This article explains why museums should avoid acquiring fossils which lack sufficient provenance and where the circumstances are suspicious. It argues that, regardless of whether one considers fossils to be cultural property or not, the Museums Association’s Code of Ethics should be followed not only in order to maintain public trust in museums but also to ensure compliance with current laws
Professor Hope Babcock, of Georgetown Law, has published an interesting discussion on public art which carries forward a number of ideas presented by Joseph Sax and the public trust. She looks at the interesting problem of art which is withheld from public enjoyment. In other words should this iconic work of Winslow Homer enter the public patrimony, and thus be prevented from disappearing into a private collection if the Met would ever decide to deaccession it?
Private hoarding of important works of art is a phenomenon that has caused their disappearance from public view. The loss of this art undermines republican values like education, community, and citizenship, and therefore should be resisted. This Article explores various legal tools to prevent this from happening, including doctrines and laws that protect artists’ rights in their work, but which offer the public little relief. Turning to two well-known common-law doctrines—public dedication and public trust—to see whether they might provide a solution, the author favors the latter because it is nimbler and better suited to the public nature of important works of art. But she recognizes that making viable use of the public trust doctrine requires enhancement with incentives, such as those offered by listing the art on a register, the tax code, and external norms of social behavior.
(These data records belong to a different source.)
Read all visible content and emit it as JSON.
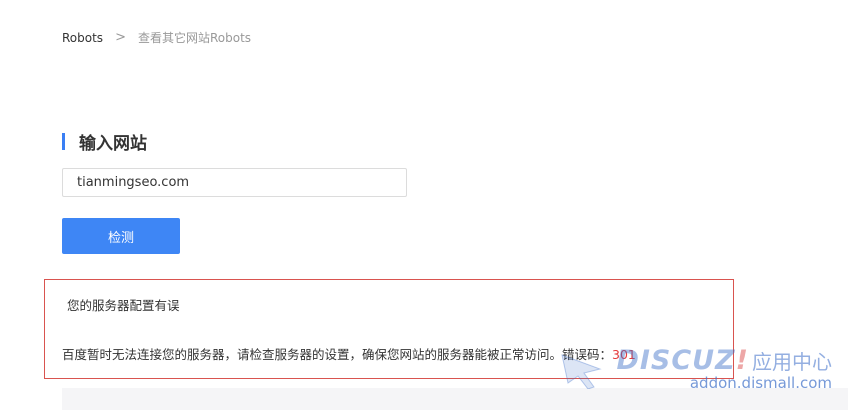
{
  "breadcrumb": {
    "root": "Robots",
    "separator": ">",
    "current": "查看其它网站Robots"
  },
  "section": {
    "title": "输入网站"
  },
  "form": {
    "site_value": "tianmingseo.com",
    "check_label": "检测"
  },
  "result": {
    "title": "您的服务器配置有误",
    "message": "百度暂时无法连接您的服务器，请检查服务器的设置，确保您网站的服务器能被正常访问。错误码：",
    "code": "301"
  },
  "watermark": {
    "logo": "DISCUZ",
    "exclaim": "!",
    "center": "应用中心",
    "domain": "addon.dismall.com"
  },
  "colors": {
    "accent": "#3e86f5",
    "error_border": "#d9534f",
    "error_code": "#e4393c"
  }
}
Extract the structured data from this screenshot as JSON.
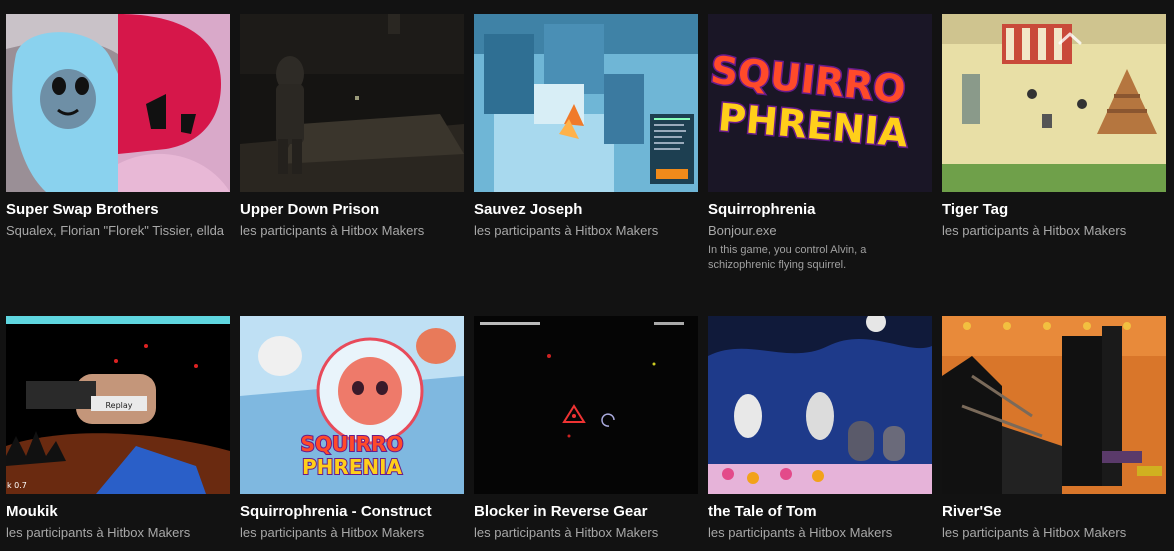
{
  "games": [
    {
      "title": "Super Swap Brothers",
      "author": "Squalex, Florian \"Florek\" Tissier, ellda",
      "description": ""
    },
    {
      "title": "Upper Down Prison",
      "author": "les participants à Hitbox Makers",
      "description": ""
    },
    {
      "title": "Sauvez Joseph",
      "author": "les participants à Hitbox Makers",
      "description": ""
    },
    {
      "title": "Squirrophrenia",
      "author": "Bonjour.exe",
      "description": "In this game, you control Alvin, a schizophrenic flying squirrel."
    },
    {
      "title": "Tiger Tag",
      "author": "les participants à Hitbox Makers",
      "description": ""
    },
    {
      "title": "Moukik",
      "author": "les participants à Hitbox Makers",
      "description": ""
    },
    {
      "title": "Squirrophrenia - Construct",
      "author": "les participants à Hitbox Makers",
      "description": ""
    },
    {
      "title": "Blocker in Reverse Gear",
      "author": "les participants à Hitbox Makers",
      "description": ""
    },
    {
      "title": "the Tale of Tom",
      "author": "les participants à Hitbox Makers",
      "description": ""
    },
    {
      "title": "River'Se",
      "author": "les participants à Hitbox Makers",
      "description": ""
    }
  ],
  "thumb_text": {
    "squirro_logo_line1": "SQUIRRO",
    "squirro_logo_line2": "PHRENIA",
    "moukik_replay": "Replay",
    "moukik_version": "k 0.7"
  },
  "icons": {
    "scroll_up": "chevron-up-icon"
  }
}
The Article is a tribute to Professor Joseph L. Sax’s public trust scholarship, which has inspired so many of us who follow in his footsteps.
Anne-Sophie V. E. Radermecker, affiliated with the Department of History, Arts and Archaeology (Cultural Management) Université libre de Bruxelles, Brussels, Belgium has published a paper devoted to the market for anonymous Flemish paintings which were sold between 1955-2015.
This paper explores the market for indeterminate works of art. Our data set includes 1578 sales of fifteenth and sixteenth-century anonymous Flemish paintings, mainly collected from the Blouin Art Sales Index over the period 1955–2015. After a brief introductory section to the issue of anonymity in early modern art, and the different situations of information failure generated by anonymous paintings, the empirical part examines the supply and demand for paintings by unrecorded artists, using a hedonic pricing model. We find evidence that the degree of specification of the spatio-temporal designations given to the paintings (e.g. Flemish school, sixteenth century) affect prices differently (H1). The more specific the designation is in time and space, the more it tends to make up for the lack of information, and to positively affect the market value of anonymous paintings. When the artist name is missing, we also argue that purchasers pay greater attention to other quality signals. Four other hypotheses, which are expected to influence the buyer’s willingness to pay, are successively tested: H2) the physical condition of the painting; H3) oral or written interventions by an expert; H4) the length of the lot essay; and H5) previous attributions to named artists. The results suggest that most of these variables operate as significant pricing characteristics. We finally compare price indices of named artists, indirect names and spatio-temporal designations.